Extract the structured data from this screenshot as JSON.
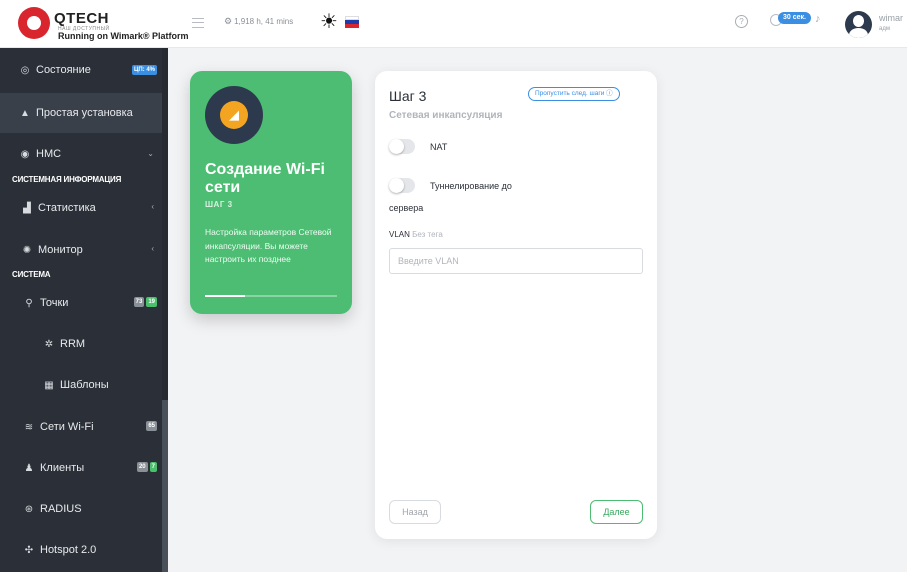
{
  "header": {
    "logo_text": "QTECH",
    "logo_tagline": "НАШ ДОСТУПНЫЙ",
    "platform": "Running on Wimark® Platform",
    "uptime": "1,918 h, 41 mins",
    "timer_badge": "30 сек.",
    "user_name": "wimar",
    "user_role": "адм"
  },
  "sidebar": {
    "state": {
      "label": "Состояние",
      "badge": "ЦП: 4%"
    },
    "quick_setup": "Простая установка",
    "hmc": "НМС",
    "section_sysinfo": "СИСТЕМНАЯ ИНФОРМАЦИЯ",
    "stats": "Статистика",
    "monitor": "Монитор",
    "section_system": "СИСТЕМА",
    "points": {
      "label": "Точки",
      "badge1": "73",
      "badge2": "19"
    },
    "rrm": "RRM",
    "templates": "Шаблоны",
    "wifi": {
      "label": "Сети Wi-Fi",
      "badge": "65"
    },
    "clients": {
      "label": "Клиенты",
      "badge1": "20",
      "badge2": "7"
    },
    "radius": "RADIUS",
    "hotspot": "Hotspot 2.0"
  },
  "wizard": {
    "title": "Создание Wi-Fi сети",
    "step": "ШАГ 3",
    "description": "Настройка параметров Сетевой инкапсуляции. Вы можете настроить их позднее",
    "progress": 0.3
  },
  "form": {
    "title": "Шаг 3",
    "subtitle": "Сетевая инкапсуляция",
    "skip_label": "Пропустить след. шаги ⓘ",
    "nat_label": "NAT",
    "tunnel_label_line1": "Туннелирование до",
    "tunnel_label_line2": "сервера",
    "vlan_label": "VLAN",
    "vlan_hint": "Без тега",
    "vlan_placeholder": "Введите VLAN",
    "vlan_value": "",
    "back_label": "Назад",
    "next_label": "Далее"
  },
  "colors": {
    "accent_green": "#4cbd72",
    "accent_blue": "#3b8fe3",
    "sidebar_bg": "#2b3038",
    "brand_red": "#d9262e"
  }
}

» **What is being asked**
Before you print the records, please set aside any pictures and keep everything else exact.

» **Reply**
Extract the structured data from this screenshot as JSON.
{
  "header": {
    "logo_text": "QTECH",
    "logo_tagline": "НАШ ДОСТУПНЫЙ",
    "platform": "Running on Wimark® Platform",
    "uptime": "1,918 h, 41 mins",
    "timer_badge": "30 сек.",
    "user_name": "wimar",
    "user_role": "адм"
  },
  "sidebar": {
    "state": {
      "label": "Состояние",
      "badge": "ЦП: 4%"
    },
    "quick_setup": "Простая установка",
    "hmc": "НМС",
    "section_sysinfo": "СИСТЕМНАЯ ИНФОРМАЦИЯ",
    "stats": "Статистика",
    "monitor": "Монитор",
    "section_system": "СИСТЕМА",
    "points": {
      "label": "Точки",
      "badge1": "73",
      "badge2": "19"
    },
    "rrm": "RRM",
    "templates": "Шаблоны",
    "wifi": {
      "label": "Сети Wi-Fi",
      "badge": "65"
    },
    "clients": {
      "label": "Клиенты",
      "badge1": "20",
      "badge2": "7"
    },
    "radius": "RADIUS",
    "hotspot": "Hotspot 2.0"
  },
  "wizard": {
    "title": "Создание Wi-Fi сети",
    "step": "ШАГ 3",
    "description": "Настройка параметров Сетевой инкапсуляции. Вы можете настроить их позднее",
    "progress": 0.3
  },
  "form": {
    "title": "Шаг 3",
    "subtitle": "Сетевая инкапсуляция",
    "skip_label": "Пропустить след. шаги ⓘ",
    "nat_label": "NAT",
    "tunnel_label_line1": "Туннелирование до",
    "tunnel_label_line2": "сервера",
    "vlan_label": "VLAN",
    "vlan_hint": "Без тега",
    "vlan_placeholder": "Введите VLAN",
    "vlan_value": "",
    "back_label": "Назад",
    "next_label": "Далее"
  },
  "colors": {
    "accent_green": "#4cbd72",
    "accent_blue": "#3b8fe3",
    "sidebar_bg": "#2b3038",
    "brand_red": "#d9262e"
  }
}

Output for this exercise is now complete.